→ **EXERCISE AIM**: Reproduce the records below word for word.

→ **RECORDS FOR THE EXERCISE**:
┌──

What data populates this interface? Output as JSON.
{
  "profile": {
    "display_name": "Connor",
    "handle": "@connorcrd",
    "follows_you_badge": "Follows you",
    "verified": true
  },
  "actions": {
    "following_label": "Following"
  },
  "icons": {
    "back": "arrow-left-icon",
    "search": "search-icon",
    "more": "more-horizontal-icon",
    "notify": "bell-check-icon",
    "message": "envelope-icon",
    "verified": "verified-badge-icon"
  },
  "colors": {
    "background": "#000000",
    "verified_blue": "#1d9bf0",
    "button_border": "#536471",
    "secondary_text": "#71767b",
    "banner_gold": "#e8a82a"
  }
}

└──

→ **SOLUTION**:
What data populates this interface? Output as JSON.
{
  "profile": {
    "display_name": "Connor",
    "handle": "@connorcrd",
    "follows_you_badge": "Follows you",
    "verified": true
  },
  "actions": {
    "following_label": "Following"
  },
  "icons": {
    "back": "arrow-left-icon",
    "search": "search-icon",
    "more": "more-horizontal-icon",
    "notify": "bell-check-icon",
    "message": "envelope-icon",
    "verified": "verified-badge-icon"
  },
  "colors": {
    "background": "#000000",
    "verified_blue": "#1d9bf0",
    "button_border": "#536471",
    "secondary_text": "#71767b",
    "banner_gold": "#e8a82a"
  }
}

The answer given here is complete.